Leaders of the Reform Movement issued a statement today about a recent ruling from the Jerusalem District Court that determined that recent detention of Women of the Wall members for their activities at the Western Wall was unjustified and for denying local police requests for restraining orders against the group. Haaretz has more on the ruling and its implications.
URJ President Rabbi Rick Jacobs said of the ruling,
We were especially pleased to hear the judge state that the Law of Holy Places, which gives visitors to the Kotel the opportunity to pray according to ‘local custom,’ does not mandate that these be Orthodox customs. We expect local authorities to respect the court’s decision and let non-Orthodox Jews pray at this holy site according to their own customs without fear of police detention or restraint.
Other Reform Jewish leaders echoed Rabbi Jacobs’ sentiments of encouragement. Said Rabbi Marla J. Feldman, executive director of Women of Reform Judaism,
Women of Reform Judaism (WRJ) is optimistic about the court’s decision today to guarantee the right of women to worship freely at this most holy site. Having recently joined Women of the Wall for a Rosh Chodesh service, we were deeply troubled by the presence of police who were not there to protect, but rather to intimidate and detain. Jews all over the world recognize the significance of the Kotel and no one should have the power to disenfranchise others who pray differently than they do.
And Barbara Kavadias, acting director of ARZA:
ARZA is encouraged that the lower court ruling has been upheld by the district court. We hope the local police find this sufficient not to carry this appeal any higher.

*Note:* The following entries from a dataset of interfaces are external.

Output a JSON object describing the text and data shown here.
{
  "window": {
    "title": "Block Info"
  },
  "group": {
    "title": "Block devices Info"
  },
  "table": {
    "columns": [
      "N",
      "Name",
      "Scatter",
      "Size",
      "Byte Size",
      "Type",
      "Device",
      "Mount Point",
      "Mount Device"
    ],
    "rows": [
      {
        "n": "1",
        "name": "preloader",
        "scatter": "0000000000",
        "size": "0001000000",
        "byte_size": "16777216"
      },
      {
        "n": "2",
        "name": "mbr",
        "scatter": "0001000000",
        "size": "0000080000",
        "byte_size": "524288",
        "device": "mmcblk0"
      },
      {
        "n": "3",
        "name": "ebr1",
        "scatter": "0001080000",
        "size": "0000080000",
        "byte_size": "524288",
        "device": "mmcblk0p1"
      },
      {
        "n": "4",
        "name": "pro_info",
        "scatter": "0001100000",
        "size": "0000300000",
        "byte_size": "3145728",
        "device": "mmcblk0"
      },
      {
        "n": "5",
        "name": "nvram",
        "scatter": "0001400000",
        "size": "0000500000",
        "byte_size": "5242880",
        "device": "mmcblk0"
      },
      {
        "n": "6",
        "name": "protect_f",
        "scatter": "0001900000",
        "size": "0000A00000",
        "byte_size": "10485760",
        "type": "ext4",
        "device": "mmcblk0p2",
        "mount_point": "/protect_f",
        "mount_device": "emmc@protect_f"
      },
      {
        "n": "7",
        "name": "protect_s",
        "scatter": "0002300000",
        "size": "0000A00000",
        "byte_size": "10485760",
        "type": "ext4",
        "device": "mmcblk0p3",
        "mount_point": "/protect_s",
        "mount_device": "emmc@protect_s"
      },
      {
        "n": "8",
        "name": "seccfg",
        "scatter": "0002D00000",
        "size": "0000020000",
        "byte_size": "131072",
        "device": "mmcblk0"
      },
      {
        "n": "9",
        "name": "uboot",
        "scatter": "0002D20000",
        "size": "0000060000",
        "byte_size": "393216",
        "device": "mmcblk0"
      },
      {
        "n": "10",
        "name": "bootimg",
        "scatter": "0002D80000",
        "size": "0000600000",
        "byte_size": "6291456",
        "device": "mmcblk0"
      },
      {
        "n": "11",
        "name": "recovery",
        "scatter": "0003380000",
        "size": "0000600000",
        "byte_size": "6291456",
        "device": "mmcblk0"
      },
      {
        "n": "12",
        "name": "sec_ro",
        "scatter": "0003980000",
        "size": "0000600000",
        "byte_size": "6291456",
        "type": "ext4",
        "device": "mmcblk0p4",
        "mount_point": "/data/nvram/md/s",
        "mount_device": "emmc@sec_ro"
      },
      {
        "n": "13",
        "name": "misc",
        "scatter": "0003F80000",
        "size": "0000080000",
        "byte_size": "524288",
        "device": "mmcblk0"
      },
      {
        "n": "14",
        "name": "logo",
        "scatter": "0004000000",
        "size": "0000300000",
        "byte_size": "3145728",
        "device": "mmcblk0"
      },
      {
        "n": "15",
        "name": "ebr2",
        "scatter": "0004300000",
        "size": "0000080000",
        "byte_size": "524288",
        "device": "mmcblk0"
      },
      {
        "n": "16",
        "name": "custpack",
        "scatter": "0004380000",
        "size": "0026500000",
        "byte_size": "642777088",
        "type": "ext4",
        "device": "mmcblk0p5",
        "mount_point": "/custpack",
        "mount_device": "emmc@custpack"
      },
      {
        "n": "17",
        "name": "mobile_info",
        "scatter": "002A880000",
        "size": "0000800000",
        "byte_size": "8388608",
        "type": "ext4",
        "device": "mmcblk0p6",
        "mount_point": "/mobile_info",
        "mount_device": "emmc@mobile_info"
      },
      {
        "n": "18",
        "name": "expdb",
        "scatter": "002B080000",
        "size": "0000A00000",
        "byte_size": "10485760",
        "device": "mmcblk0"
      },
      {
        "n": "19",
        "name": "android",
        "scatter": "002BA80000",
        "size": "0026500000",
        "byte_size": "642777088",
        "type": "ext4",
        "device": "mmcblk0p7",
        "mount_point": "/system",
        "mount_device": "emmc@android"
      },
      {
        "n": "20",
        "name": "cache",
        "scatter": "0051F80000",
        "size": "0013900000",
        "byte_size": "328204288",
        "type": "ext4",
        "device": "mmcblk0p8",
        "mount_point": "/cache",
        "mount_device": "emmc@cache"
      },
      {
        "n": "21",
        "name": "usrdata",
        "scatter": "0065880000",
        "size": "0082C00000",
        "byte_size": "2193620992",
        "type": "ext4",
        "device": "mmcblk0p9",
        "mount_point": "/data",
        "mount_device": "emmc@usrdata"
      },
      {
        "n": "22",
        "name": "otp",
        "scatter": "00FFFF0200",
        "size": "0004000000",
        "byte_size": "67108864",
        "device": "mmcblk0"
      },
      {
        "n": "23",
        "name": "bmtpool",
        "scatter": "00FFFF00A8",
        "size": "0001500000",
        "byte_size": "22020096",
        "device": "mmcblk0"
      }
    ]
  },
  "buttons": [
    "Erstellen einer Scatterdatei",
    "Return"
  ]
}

We believe this ruling enhances Natan Sharansky’s proposal to provide for egalitarian prayer at an expanded Kotel site and look forward to the day when all people are free to pray at the Kotel according to their own customs.”